Increasing cotton development aid over the past seven years
Development assistance for cotton producers is approaching USD 400 million since 2005 and the major stake went to Africa. There are fears among WTO World Trade Organisation as to the proposed new US Farm Bill announcing a new and extended subsidy system
Within the WTO Framework Mechanism on Cotton’s latest meeting of June 29, 2012 there was announced that the amounts spent on completed assistance for cotton since 2005 is USD 287 million plus another USD 92 million has been spent on on-going programs worth a total of USD 310 million in promised assistance. A further USD 1.4 billion was spent on completed or continuing projects for agriculture and infrastructure in these cotton producing countries and the total commitment amounts to USD 5 billion.
The meeting heard reports from donors, and from South-South development partners Brazil, India and China. Some gave descriptions on how assistance is used to improve cotton production in Africa and elsewhere. WTO Deputy Director-General Harsha Vardhana Singh who chaired the meeting stated: “South-South Cooperation has emerged as a key aspect of the implementation of the mandate on the development assistance aspects of cotton and our work in this forum.
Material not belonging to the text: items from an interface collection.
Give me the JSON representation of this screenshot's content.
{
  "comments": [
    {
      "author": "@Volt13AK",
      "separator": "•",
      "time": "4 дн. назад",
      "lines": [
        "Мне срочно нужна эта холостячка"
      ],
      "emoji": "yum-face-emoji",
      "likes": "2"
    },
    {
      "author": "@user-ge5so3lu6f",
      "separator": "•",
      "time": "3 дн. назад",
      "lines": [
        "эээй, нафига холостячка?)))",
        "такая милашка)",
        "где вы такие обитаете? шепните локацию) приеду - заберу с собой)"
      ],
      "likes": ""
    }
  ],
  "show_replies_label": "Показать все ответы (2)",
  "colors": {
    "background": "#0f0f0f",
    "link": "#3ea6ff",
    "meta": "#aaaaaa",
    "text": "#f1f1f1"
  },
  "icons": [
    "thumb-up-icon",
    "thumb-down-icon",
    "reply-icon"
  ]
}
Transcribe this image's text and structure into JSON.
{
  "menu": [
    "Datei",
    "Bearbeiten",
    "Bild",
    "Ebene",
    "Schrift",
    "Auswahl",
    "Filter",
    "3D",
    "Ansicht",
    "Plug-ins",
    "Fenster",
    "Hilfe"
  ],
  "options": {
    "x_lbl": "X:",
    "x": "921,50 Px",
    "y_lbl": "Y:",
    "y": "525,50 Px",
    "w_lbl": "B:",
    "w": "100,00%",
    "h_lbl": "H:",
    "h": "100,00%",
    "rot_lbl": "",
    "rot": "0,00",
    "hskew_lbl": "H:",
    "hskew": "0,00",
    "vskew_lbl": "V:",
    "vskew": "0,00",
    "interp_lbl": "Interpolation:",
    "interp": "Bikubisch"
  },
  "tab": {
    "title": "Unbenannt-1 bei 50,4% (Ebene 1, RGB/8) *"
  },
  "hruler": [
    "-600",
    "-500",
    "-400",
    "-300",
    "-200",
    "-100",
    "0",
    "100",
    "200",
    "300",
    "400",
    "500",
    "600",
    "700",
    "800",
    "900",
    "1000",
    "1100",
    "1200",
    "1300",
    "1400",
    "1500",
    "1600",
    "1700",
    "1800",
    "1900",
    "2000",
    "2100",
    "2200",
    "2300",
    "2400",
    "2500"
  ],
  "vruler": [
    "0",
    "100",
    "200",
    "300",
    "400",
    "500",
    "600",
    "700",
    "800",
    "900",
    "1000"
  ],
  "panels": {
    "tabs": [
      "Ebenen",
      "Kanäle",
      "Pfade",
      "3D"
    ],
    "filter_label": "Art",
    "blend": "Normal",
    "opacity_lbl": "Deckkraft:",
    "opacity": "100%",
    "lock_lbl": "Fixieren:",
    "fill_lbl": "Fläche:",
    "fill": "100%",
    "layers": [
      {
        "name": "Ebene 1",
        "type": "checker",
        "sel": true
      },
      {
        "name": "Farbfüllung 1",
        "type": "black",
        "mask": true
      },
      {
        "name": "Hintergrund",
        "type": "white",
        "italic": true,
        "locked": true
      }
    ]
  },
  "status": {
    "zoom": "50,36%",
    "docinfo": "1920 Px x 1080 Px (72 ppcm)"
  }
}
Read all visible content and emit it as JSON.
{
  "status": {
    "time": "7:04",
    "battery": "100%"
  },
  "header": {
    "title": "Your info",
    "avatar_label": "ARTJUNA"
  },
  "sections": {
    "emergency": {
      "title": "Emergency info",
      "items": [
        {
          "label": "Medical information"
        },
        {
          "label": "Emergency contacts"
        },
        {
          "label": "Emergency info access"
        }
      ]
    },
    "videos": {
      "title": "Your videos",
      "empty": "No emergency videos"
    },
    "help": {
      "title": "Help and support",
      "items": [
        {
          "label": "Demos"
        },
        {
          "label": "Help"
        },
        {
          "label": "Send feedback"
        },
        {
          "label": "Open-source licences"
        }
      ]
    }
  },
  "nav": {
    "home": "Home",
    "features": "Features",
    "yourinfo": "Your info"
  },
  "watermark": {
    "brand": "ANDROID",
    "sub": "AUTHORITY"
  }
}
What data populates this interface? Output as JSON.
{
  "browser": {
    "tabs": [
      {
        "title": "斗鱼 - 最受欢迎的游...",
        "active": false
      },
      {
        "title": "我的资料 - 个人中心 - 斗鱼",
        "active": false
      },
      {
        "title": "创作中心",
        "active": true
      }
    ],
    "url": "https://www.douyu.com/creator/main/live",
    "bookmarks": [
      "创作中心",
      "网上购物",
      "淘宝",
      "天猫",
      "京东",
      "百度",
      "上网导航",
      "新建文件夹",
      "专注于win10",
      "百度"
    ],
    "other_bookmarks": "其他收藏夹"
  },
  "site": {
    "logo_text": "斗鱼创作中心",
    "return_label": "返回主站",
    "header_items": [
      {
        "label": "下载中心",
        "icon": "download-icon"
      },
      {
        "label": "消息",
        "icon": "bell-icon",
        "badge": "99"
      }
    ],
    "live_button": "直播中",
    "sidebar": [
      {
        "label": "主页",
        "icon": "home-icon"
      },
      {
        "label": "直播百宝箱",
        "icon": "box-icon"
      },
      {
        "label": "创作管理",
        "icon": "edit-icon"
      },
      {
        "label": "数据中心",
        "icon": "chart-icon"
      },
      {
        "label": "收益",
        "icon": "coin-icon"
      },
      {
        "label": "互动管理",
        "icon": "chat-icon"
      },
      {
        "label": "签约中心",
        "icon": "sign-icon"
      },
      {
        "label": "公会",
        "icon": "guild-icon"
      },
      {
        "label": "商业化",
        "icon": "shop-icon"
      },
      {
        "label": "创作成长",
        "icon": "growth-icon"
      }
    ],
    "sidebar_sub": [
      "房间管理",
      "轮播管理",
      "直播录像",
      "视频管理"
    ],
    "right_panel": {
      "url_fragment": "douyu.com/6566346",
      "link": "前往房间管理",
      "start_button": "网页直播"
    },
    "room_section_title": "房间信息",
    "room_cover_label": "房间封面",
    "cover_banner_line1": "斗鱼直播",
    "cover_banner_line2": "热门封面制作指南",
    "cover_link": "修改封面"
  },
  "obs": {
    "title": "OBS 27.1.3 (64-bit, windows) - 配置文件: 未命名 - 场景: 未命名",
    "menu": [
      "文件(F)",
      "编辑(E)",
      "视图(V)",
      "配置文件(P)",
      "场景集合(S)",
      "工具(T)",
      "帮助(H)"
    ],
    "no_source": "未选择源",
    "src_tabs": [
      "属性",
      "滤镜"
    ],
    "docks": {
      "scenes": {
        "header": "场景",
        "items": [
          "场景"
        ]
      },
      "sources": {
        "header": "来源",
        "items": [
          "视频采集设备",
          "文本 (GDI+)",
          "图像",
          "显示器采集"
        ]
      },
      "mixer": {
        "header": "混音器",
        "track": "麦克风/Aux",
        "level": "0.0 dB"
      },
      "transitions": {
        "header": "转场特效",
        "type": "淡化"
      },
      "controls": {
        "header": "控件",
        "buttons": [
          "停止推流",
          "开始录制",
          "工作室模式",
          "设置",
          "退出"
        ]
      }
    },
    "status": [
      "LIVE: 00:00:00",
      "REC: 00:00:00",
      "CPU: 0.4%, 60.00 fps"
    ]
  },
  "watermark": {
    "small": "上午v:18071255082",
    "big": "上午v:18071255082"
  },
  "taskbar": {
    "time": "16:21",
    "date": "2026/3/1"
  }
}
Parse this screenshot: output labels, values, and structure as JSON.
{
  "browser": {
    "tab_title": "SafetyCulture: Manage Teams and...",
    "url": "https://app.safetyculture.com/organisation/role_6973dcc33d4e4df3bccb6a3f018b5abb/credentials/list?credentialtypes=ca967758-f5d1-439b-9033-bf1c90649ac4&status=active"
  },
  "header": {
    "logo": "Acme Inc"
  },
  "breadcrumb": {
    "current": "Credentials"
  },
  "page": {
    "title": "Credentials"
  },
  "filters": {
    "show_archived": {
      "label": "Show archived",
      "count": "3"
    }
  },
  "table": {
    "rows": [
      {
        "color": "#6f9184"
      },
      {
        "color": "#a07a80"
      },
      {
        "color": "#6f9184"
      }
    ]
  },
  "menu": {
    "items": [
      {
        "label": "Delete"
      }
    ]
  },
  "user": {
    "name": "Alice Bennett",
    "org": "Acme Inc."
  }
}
The significant contributions of Brazil, China and India as well as Pakistan to the forum’s work are acknowledged with appreciation”.
Also present in the meeting were the proponents of cotton trade reform (Benim, Burkina Faso, Chad and Mali) thanks to financial support from China. Discussed were additionally the new proposed US Farm Bill and fear expressed that this will further deter the world cotton production. ICAC International Cotton Advisory Committee gave a breakdown of the actual price situation and stated that cotton prices peaked in the 1010/11 season over USD 2.00 per pound (lb) but now are falling back below the USD 1.00/lb mark and are not far above the 60 US cents/lb average for 2000-09. Prices are also less volatile than during the peak, now returning to fluctuate within the narrower range of 20-25 % above and below the average for the season, compared to double that range in 2010-11. The prices decline is notably attributed to increased production, as farmers responded to recent high prices – now exceeding consumption, as TextileFuture reported before – and to competition from polyester. ICAC added that French-speaking Africa’s yields of (kg of cotton produced per ha) are falling, whereas by contrast they are rising globally.